In Washington County, parks officials, local law enforcement and volunteers worked together to safely evacuate Devil's Den State Park before floodwaters inundated campgrounds there. Neighbors helped rescuers locate trapped residents along the Illinois River in Benton County. Businesses, church groups and residents reached out to care for one another after tornadoes struck Garland and Faulkner Counties. Officials in Randolph County received the resources they needed from neighboring counties to combat floodwaters. Volunteers reinforced levees in Jackson County. And in Des Arc, neighbors worked side-by-side in hip waders to fill and lay sandbags to protect their homes, businesses and downtown area from the White River.
We saw historic flooding in East Arkansas in 2008, and I've returned to some of those places for the second time in three years. This year's flood event could be more prolonged because the Mississippi River continues to rise. Rivers in Arkansas, especially the White, could remain backed up for some time. This has already choked off a section of Interstate 40 through East Arkansas, the first time an interstate route through Arkansas has been closed because of high water.
The State of Arkansas will do all it can to help our people through these latest disasters. We are good at responding, because we get too much practice at it. Please do your part and try to help your friends and loved ones who may be affected by the ruthless weather. Monitor the news and heed any evacuation orders. If you have to drive in flooded communities, avoid driving through standing water. As the saying goes, "Turn around, don't drown."
Arkansas always recovers from disasters, and we are often stronger for the experience.
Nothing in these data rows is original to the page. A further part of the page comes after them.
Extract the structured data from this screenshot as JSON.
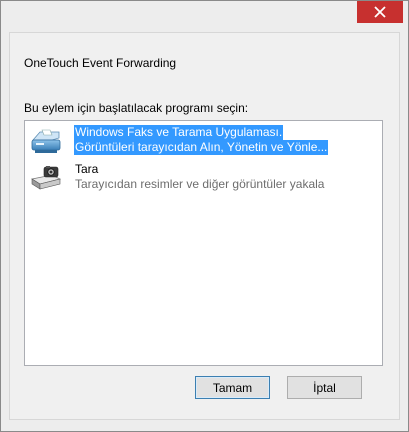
{
  "window": {
    "close_glyph": "✕",
    "heading": "OneTouch Event Forwarding",
    "prompt": "Bu eylem için başlatılacak programı seçin:"
  },
  "programs": [
    {
      "title": "Windows Faks ve Tarama Uygulaması.",
      "description": "Görüntüleri tarayıcıdan Alın, Yönetin ve Yönle...",
      "icon": "fax-scanner-icon",
      "selected": true
    },
    {
      "title": "Tara",
      "description": "Tarayıcıdan resimler ve diğer görüntüler yakala",
      "icon": "scanner-camera-icon",
      "selected": false
    }
  ],
  "buttons": {
    "ok_label": "Tamam",
    "cancel_label": "İptal"
  },
  "colors": {
    "close_button": "#c7302f",
    "selection": "#3399ff"
  }
}
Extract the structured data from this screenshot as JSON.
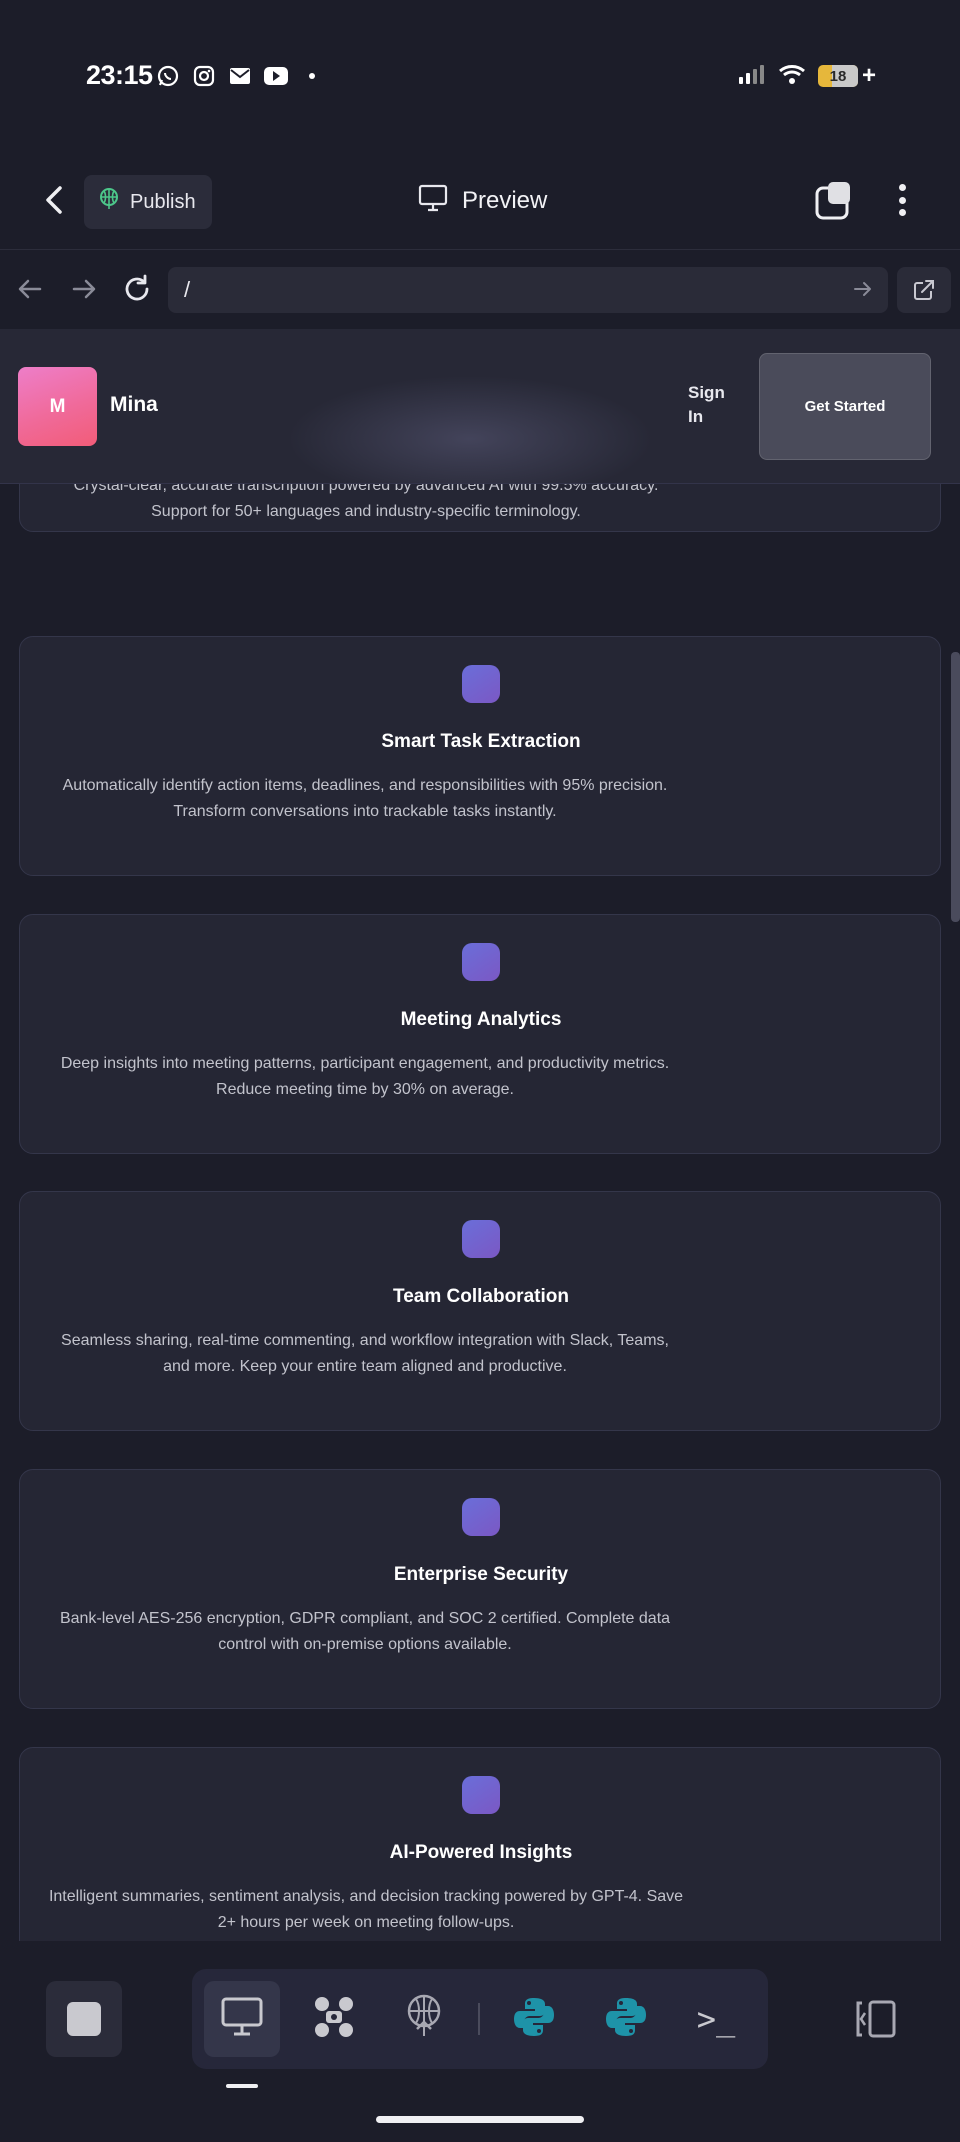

This one may last longer than most, but we stand ready to continue our response and take care of our people.